Friday, July 9, 2010

Should the Head That Wears the Crown Really Lie THIS Heavy?

Believe it or not, LeBron James didn't drown any kittens yesterday. But from the tone of most of the media coverage he's received you couldn't really be blamed for thinking he'd done something at least that bad, if not worse.

What he did was change employers. After seven years with the company who hired him out of school, he thought he'd have a better chance of reaching his personal and professional goals somewhere else. That's it.

OK, so he also happened to be working in the same area where he grew up. Much has been made that because of that he somehow had more responsibility to stay there. Really? I wonder how many folks suggesting that are still in THEIR hometowns. How many people reading this even are? Fact is, I know a lot of people who couldn't wait to get out of wherever they grew up and experience life somewhere else. It's a mighty big world, after all. But if you're LeBron James I guess that's not acceptable. Not even after seven years.

Bad, bad LeBron.

He must be greedy then, right? Just chasing the almighty dollar?

Uh, nope. Because of how the NBA salary cap works, he actually would have made the most money staying right where he was. More than $30 million more. Instead, of the six teams he was reportedly considering he ended up going with the team that will likely pay him the LEAST.

Terrible, terrible LeBron.

Surely he just craved the spotlight. He wanted to go somewhere he could hog all the attention and just pad his personal stats. Be a big fish in a small pond.

Wrong again. In signing with Miami, he's going to a team with a superstar already firmly ensconced in Dwyane Wade. Someone who's already been there for seven years and won a championship. LeBron is likely to never has as many titles or team records as D-Wade when all is said and done. It's equally unlikely he'll supplant Wade in the hearts of Heat supporters. The best he can likely hope for is to one day be side-by-side with him on the fan pedestal.

Evil, evil LeBron.

But what about that one-hour televised special where he announced his decision? That was arrogance personified, wasn't it?

Actually, the show supposedly wasn't LeBron's idea. It was sportscaster Jim Gray's. If anyone in this thing is a self-absorbed, narcissistic egomaniac let me respectfully suggest that it’s the guy who thought people were tuning in last night to see him ask questions. They’re called “follow-up questions” for a reason, Jim. They’re not supposed to be asked BEFORE the question everyone actually cares about.

What did LeBron get out of the event? Just $2.5 million for the Boys & Girls Club of America.

Wicked, wicked LeBron.

It was completely classless of LeBron to show such disrespect to the Cavaliers and their fans, though. The way he said things like, "At the end of the day, I feel awful. I feel even worse that I wasn't able to bring an NBA championship to that city. I never wanted to leave Cleveland. My heart will always be around that area."

Maybe he should have followed the example of Cavs owner Dan Gilbert instead, who posted an open letter on the team's web site referring to LeBron and his recent actions as "cowardly," "shameful," "heartless" and "callous." Someone who quit not only in this year's playoffs but last year's as well.

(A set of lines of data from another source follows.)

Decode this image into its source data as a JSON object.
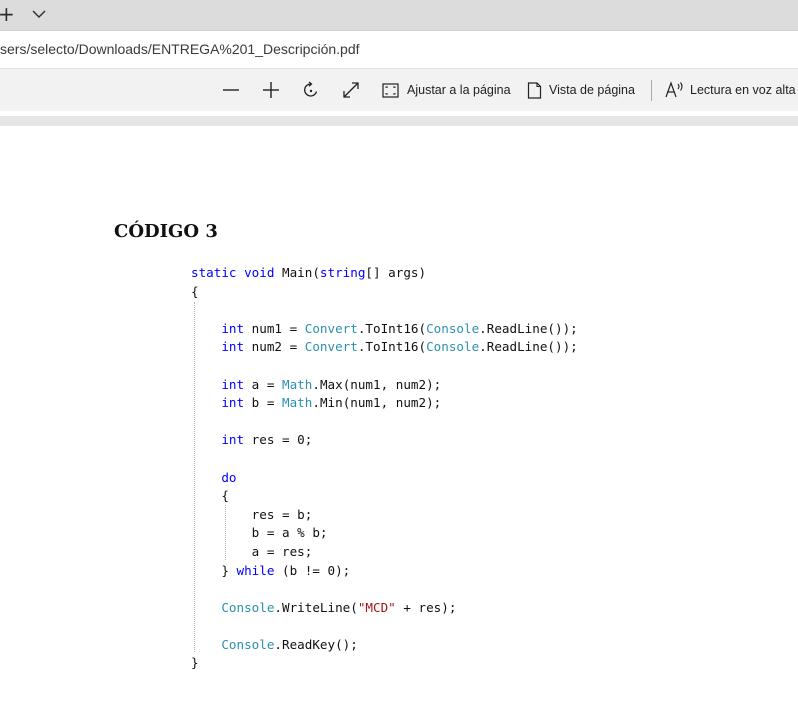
{
  "tabstrip": {
    "new_tab_icon": "plus-icon",
    "tab_list_icon": "chevron-down-icon"
  },
  "address_bar": {
    "url": "sers/selecto/Downloads/ENTREGA%201_Descripción.pdf"
  },
  "pdf_toolbar": {
    "zoom_out_icon": "minus-icon",
    "zoom_in_icon": "plus-icon",
    "rotate_icon": "rotate-icon",
    "fullscreen_icon": "expand-icon",
    "fit_page_label": "Ajustar a la página",
    "page_view_label": "Vista de página",
    "read_aloud_label": "Lectura en voz alta"
  },
  "document": {
    "heading": "CÓDIGO 3",
    "code_lines": [
      [
        {
          "t": "static void",
          "c": "kw"
        },
        {
          "t": " Main("
        },
        {
          "t": "string",
          "c": "kw"
        },
        {
          "t": "[] args)"
        }
      ],
      [
        {
          "t": "{"
        }
      ],
      [],
      [
        {
          "t": "    "
        },
        {
          "t": "int",
          "c": "kw"
        },
        {
          "t": " num1 = "
        },
        {
          "t": "Convert",
          "c": "ty"
        },
        {
          "t": ".ToInt16("
        },
        {
          "t": "Console",
          "c": "ty"
        },
        {
          "t": ".ReadLine());"
        }
      ],
      [
        {
          "t": "    "
        },
        {
          "t": "int",
          "c": "kw"
        },
        {
          "t": " num2 = "
        },
        {
          "t": "Convert",
          "c": "ty"
        },
        {
          "t": ".ToInt16("
        },
        {
          "t": "Console",
          "c": "ty"
        },
        {
          "t": ".ReadLine());"
        }
      ],
      [],
      [
        {
          "t": "    "
        },
        {
          "t": "int",
          "c": "kw"
        },
        {
          "t": " a = "
        },
        {
          "t": "Math",
          "c": "ty"
        },
        {
          "t": ".Max(num1, num2);"
        }
      ],
      [
        {
          "t": "    "
        },
        {
          "t": "int",
          "c": "kw"
        },
        {
          "t": " b = "
        },
        {
          "t": "Math",
          "c": "ty"
        },
        {
          "t": ".Min(num1, num2);"
        }
      ],
      [],
      [
        {
          "t": "    "
        },
        {
          "t": "int",
          "c": "kw"
        },
        {
          "t": " res = 0;"
        }
      ],
      [],
      [
        {
          "t": "    "
        },
        {
          "t": "do",
          "c": "kw"
        }
      ],
      [
        {
          "t": "    {"
        }
      ],
      [
        {
          "t": "        res = b;"
        }
      ],
      [
        {
          "t": "        b = a % b;"
        }
      ],
      [
        {
          "t": "        a = res;"
        }
      ],
      [
        {
          "t": "    } "
        },
        {
          "t": "while",
          "c": "kw"
        },
        {
          "t": " (b != 0);"
        }
      ],
      [],
      [
        {
          "t": "    "
        },
        {
          "t": "Console",
          "c": "ty"
        },
        {
          "t": ".WriteLine("
        },
        {
          "t": "\"MCD\"",
          "c": "str"
        },
        {
          "t": " + res);"
        }
      ],
      [],
      [
        {
          "t": "    "
        },
        {
          "t": "Console",
          "c": "ty"
        },
        {
          "t": ".ReadKey();"
        }
      ],
      [
        {
          "t": "}"
        }
      ]
    ]
  }
}
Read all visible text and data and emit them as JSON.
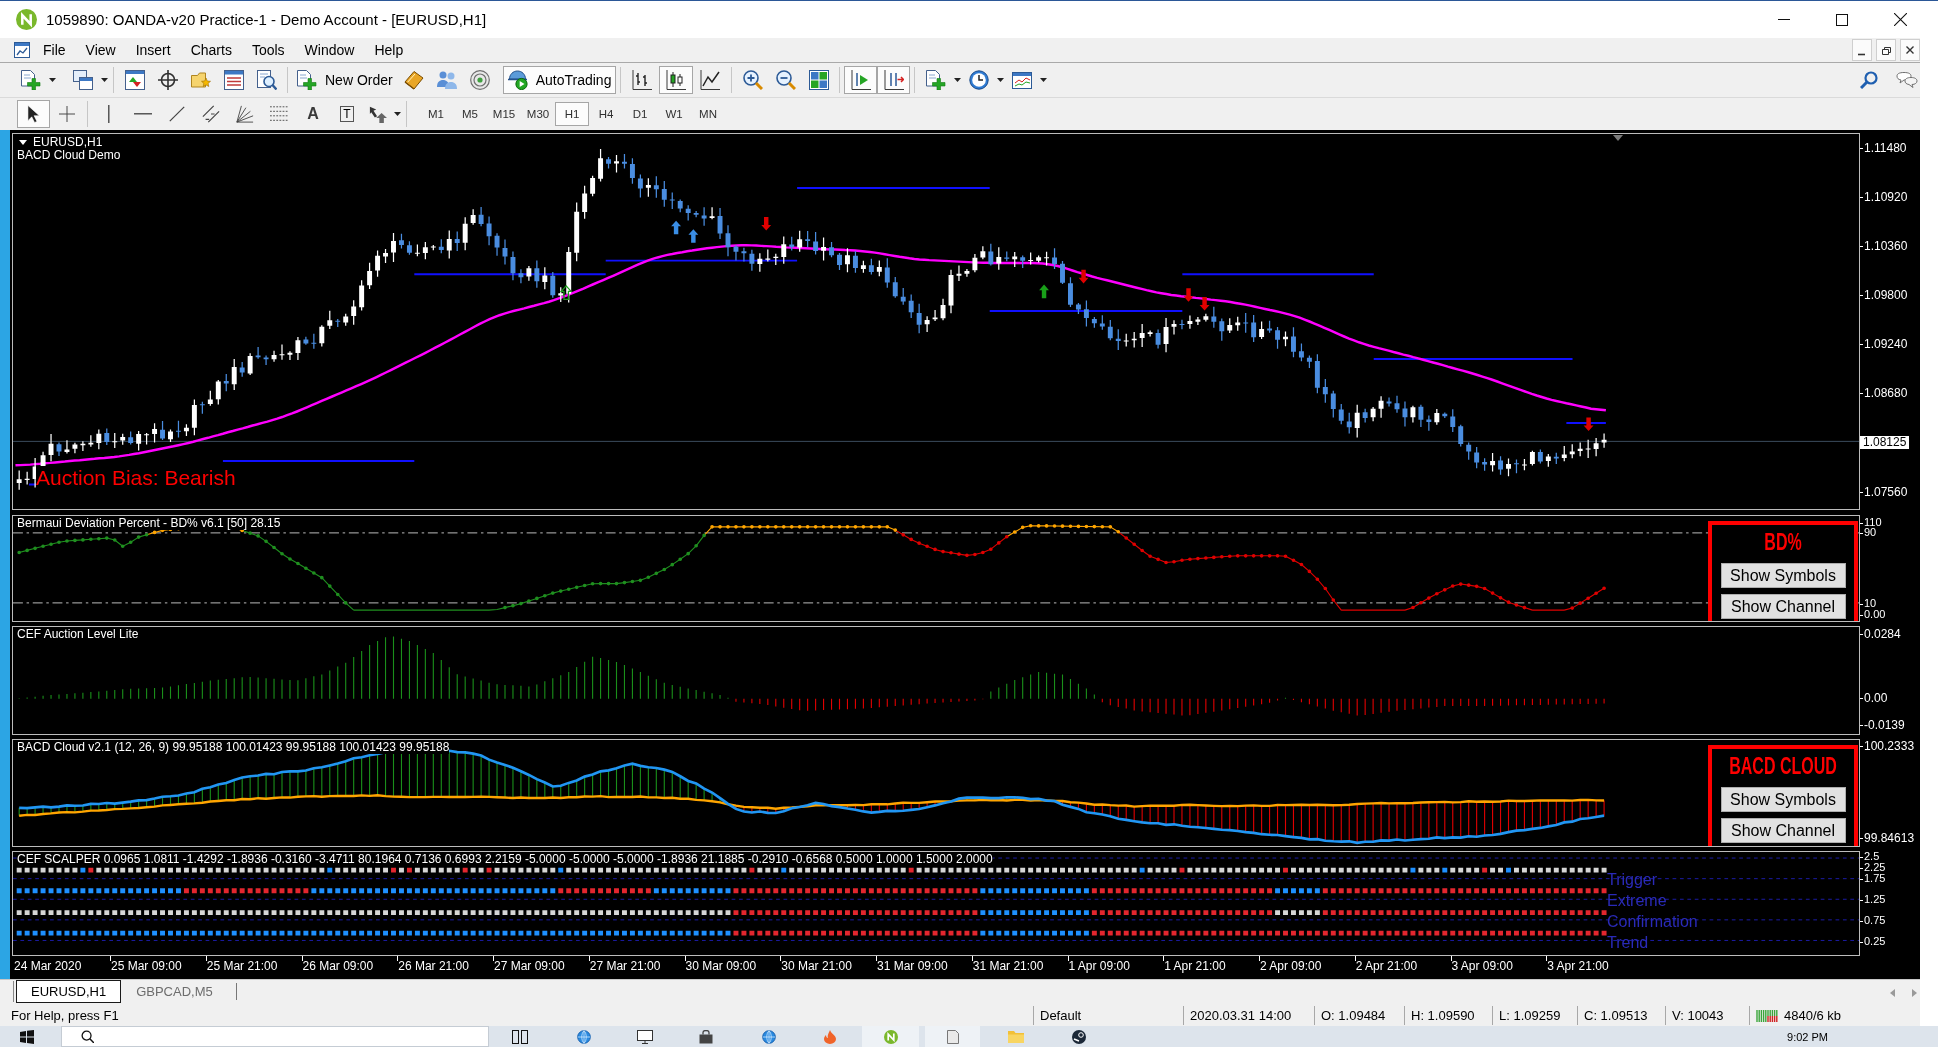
{
  "window": {
    "title": "1059890: OANDA-v20 Practice-1 - Demo Account - [EURUSD,H1]"
  },
  "menu": [
    "File",
    "View",
    "Insert",
    "Charts",
    "Tools",
    "Window",
    "Help"
  ],
  "toolbar": {
    "new_order": "New Order",
    "autotrading": {
      "label": "AutoTrading",
      "on": true
    },
    "chart_types": [
      {
        "kind": "bars",
        "selected": false
      },
      {
        "kind": "candles",
        "selected": true
      },
      {
        "kind": "line",
        "selected": false
      }
    ],
    "chart_options": [
      {
        "kind": "auto-scroll",
        "on": true
      },
      {
        "kind": "chart-shift",
        "on": true
      }
    ]
  },
  "drawing_toolbar": {
    "tools": [
      {
        "kind": "cursor",
        "selected": true
      },
      {
        "kind": "crosshair",
        "selected": false
      },
      {
        "kind": "vertical-line",
        "selected": false
      },
      {
        "kind": "horizontal-line",
        "selected": false
      },
      {
        "kind": "trend-line",
        "selected": false
      },
      {
        "kind": "channel",
        "selected": false
      },
      {
        "kind": "fan",
        "selected": false
      },
      {
        "kind": "fibonacci",
        "selected": false
      },
      {
        "kind": "text",
        "label": "A",
        "selected": false
      },
      {
        "kind": "text-label",
        "label": "T",
        "selected": false
      },
      {
        "kind": "arrows",
        "selected": false
      }
    ],
    "periods": [
      {
        "label": "M1",
        "selected": false
      },
      {
        "label": "M5",
        "selected": false
      },
      {
        "label": "M15",
        "selected": false
      },
      {
        "label": "M30",
        "selected": false
      },
      {
        "label": "H1",
        "selected": true
      },
      {
        "label": "H4",
        "selected": false
      },
      {
        "label": "D1",
        "selected": false
      },
      {
        "label": "W1",
        "selected": false
      },
      {
        "label": "MN",
        "selected": false
      }
    ]
  },
  "chart": {
    "symbol": "EURUSD,H1",
    "name": "BACD Cloud Demo",
    "bias": "Auction Bias: Bearish",
    "price_axis": [
      {
        "label": "1.11480",
        "current": false
      },
      {
        "label": "1.10920",
        "current": false
      },
      {
        "label": "1.10360",
        "current": false
      },
      {
        "label": "1.09800",
        "current": false
      },
      {
        "label": "1.09240",
        "current": false
      },
      {
        "label": "1.08680",
        "current": false
      },
      {
        "label": "1.08125",
        "current": true
      },
      {
        "label": "1.07560",
        "current": false
      }
    ],
    "indicators": [
      {
        "kind": "bd-percent",
        "title": "Bermaui Deviation Percent - BD% v6.1 [50] 28.15",
        "axis": [
          "110",
          "90",
          "10",
          "0.00"
        ],
        "panel": {
          "title": "BD%",
          "buttons": [
            "Show Symbols",
            "Show Channel"
          ]
        }
      },
      {
        "kind": "auction-level",
        "title": "CEF Auction Level Lite",
        "axis": [
          "0.0284",
          "0.00",
          "-0.0139"
        ]
      },
      {
        "kind": "bacd-cloud",
        "title": "BACD Cloud v2.1 (12, 26, 9) 99.95188 100.01423 99.95188 100.01423 99.95188",
        "axis": [
          "100.2333",
          "99.84613"
        ],
        "panel": {
          "title": "BACD CLOUD",
          "buttons": [
            "Show Symbols",
            "Show Channel"
          ]
        }
      },
      {
        "kind": "scalper",
        "title": "CEF SCALPER 0.0965 1.0811 -1.4292 -1.8936 -0.3160 -3.4711 80.1964 0.7136 0.6993 2.2159 -5.0000 -5.0000 -5.0000 -1.8936 21.1885 -0.2910 -0.6568 0.5000 1.0000 1.5000 2.0000",
        "axis": [
          "2.5",
          "2.25",
          "1.75",
          "1.25",
          "0.75",
          "0.25"
        ],
        "row_labels": [
          "Trigger",
          "Extreme",
          "Confirmation",
          "Trend"
        ]
      }
    ],
    "time_axis": [
      "24 Mar 2020",
      "25 Mar 09:00",
      "25 Mar 21:00",
      "26 Mar 09:00",
      "26 Mar 21:00",
      "27 Mar 09:00",
      "27 Mar 21:00",
      "30 Mar 09:00",
      "30 Mar 21:00",
      "31 Mar 09:00",
      "31 Mar 21:00",
      "1 Apr 09:00",
      "1 Apr 21:00",
      "2 Apr 09:00",
      "2 Apr 21:00",
      "3 Apr 09:00",
      "3 Apr 21:00"
    ]
  },
  "chart_tabs": [
    {
      "label": "EURUSD,H1",
      "selected": true
    },
    {
      "label": "GBPCAD,M5",
      "selected": false
    }
  ],
  "status_bar": {
    "help": "For Help, press F1",
    "profile": "Default",
    "bar_time": "2020.03.31 14:00",
    "open": "O: 1.09484",
    "high": "H: 1.09590",
    "low": "L: 1.09259",
    "close": "C: 1.09513",
    "volume": "V: 10043",
    "traffic": "4840/6 kb"
  },
  "taskbar": {
    "clock": "9:02 PM"
  }
}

I doubt he called LeBron those things last week when he was waving $120 million in his face to stay with the Cavs. But hey, if I was Gilbert I'd want to deflect attention away from the person really responsible for LeBron leaving Cleveland, too. The person who had the ability to assemble a championship-level supporting cast around him and couldn't do it. DAN GILBERT.

Not too long ago, it was considered a noble act for players to sacrifice money and stats for the chance to win a title. It supposedly embodied everything that was good about sports, and the people who played them.

Just apparently not if you're LeBron James.

1 comment:

Orontes said...

Very well thought and written. I have to be honest and say you made me think about the issue from a new perspective. Thanks.